Set on discovering his roots, he travelled to England, and hated it. A Harvard friend had given him contacts in Ireland. He crossed by ferry and immediately liked the country. He had been tying trout flies since his pre-teen years, and fishing drew him west, where he rented a tiny, two-roomed cottage in Co Clare, close to the River Fergus.
In 1957 he married Harriet Leviter who had, contentiously, been his brother’s fiancée. They had two daughters, Liadin and Julia. Patrick Collins noticed Cooke’s paintings of salmon in a group exhibition and pointed them out to David Hendriks, leading to Cooke’s first, well-received solo show at the Ritchie Hendriks Gallery in 1962. He quickly became a mainstay of the Irish art scene.
By 1964 he had become close to the ceramic artist Sonja Landweer. When the new Kilkenny Design Studios invited her to set up a ceramic studio, Cooke moved to Thomastown with her, eventually settling at Jerpoint. They were together for 20 years and had a daughter, Áine. He later married twice, first the poet Jean Valentine, who he had known for many years, and then the painter Pam Berry. Both marriages ended by mutual consent.
Landweer introduced him to the theories of Rudolf Steiner and they had a biodynamic garden at Jerpoint. More to the point, engineer Theodor Schwenk’s book Sensitive Chaos confirmed his own instinctive feeling that flowing patterns, derived from the movement of water, underlay natural forms and processes to an incredible degree. He traced this flow in vivid studies of bone joints as much as in representations of water. At Jerpoint the Heraclitian motto “Everything flows” was inscribed on his studio wall. From the late 1960s into the 1970s he made a substantial body of sculptural works, the Bone Boxes .
In 1975, feeling that he was at a dead end, he raised money for a trip to the rainforest of Malaysian Borneo, where he spent several months. The trip had a dramatically liberating effect on his work: “the only time in my life where the paintings almost made themselves”.
From the late 1980s, New Zealand, which he visited many times, played a similar role. Its vast, pristine expanses counterpointed his growing preoccupation with environmental degradation in rural Ireland, where he painted scenes of pollution.
A founder member of Independent Artists and Aosdána, he served on the boards of the Douglas Hyde Gallery and the Butler Gallery. He exhibited regularly at the Hendriks Gallery, Dublin, and, from 1986, at the Kerlin Gallery.

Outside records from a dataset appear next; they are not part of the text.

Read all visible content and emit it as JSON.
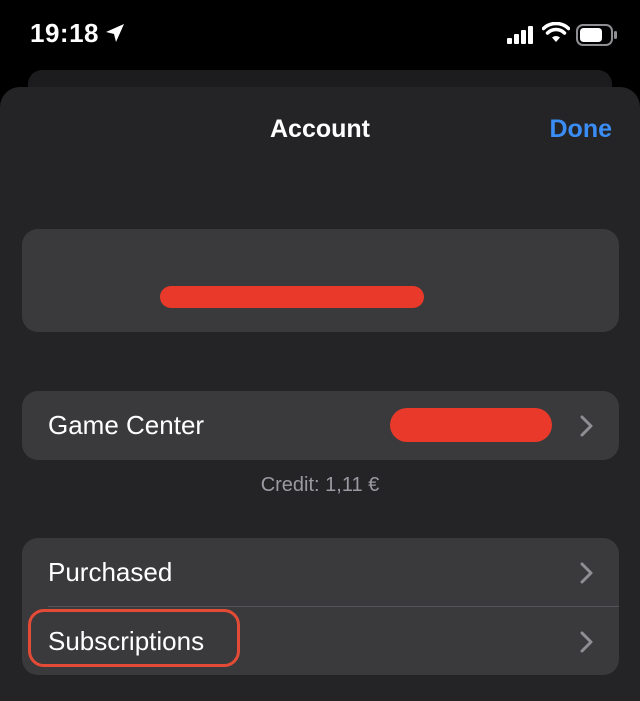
{
  "status_bar": {
    "time": "19:18",
    "icons": [
      "location-arrow-icon",
      "cellular-signal-icon",
      "wifi-icon",
      "battery-icon"
    ]
  },
  "sheet": {
    "title": "Account",
    "done_label": "Done"
  },
  "rows": {
    "game_center_label": "Game Center",
    "credit_text": "Credit: 1,11 €",
    "purchased_label": "Purchased",
    "subscriptions_label": "Subscriptions"
  },
  "colors": {
    "accent": "#3a8df5",
    "redaction": "#e8392b",
    "sheet_bg": "#242426",
    "cell_bg": "#3a3a3c",
    "annotation": "#e44b36"
  }
}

There were surveys and retrospectives at IMMA, the Haags Gemeentemuseum, the Model, Sligo, The Butler Gallery, Kilkenny, and the Douglas Hyde Gallery, Dublin. His work is in most public collections.
He is survived by his daughters Liadin, Julia and Áine, his son-in-law Stefan and his grandchildren Harriett, Kitty, Liam and Mira.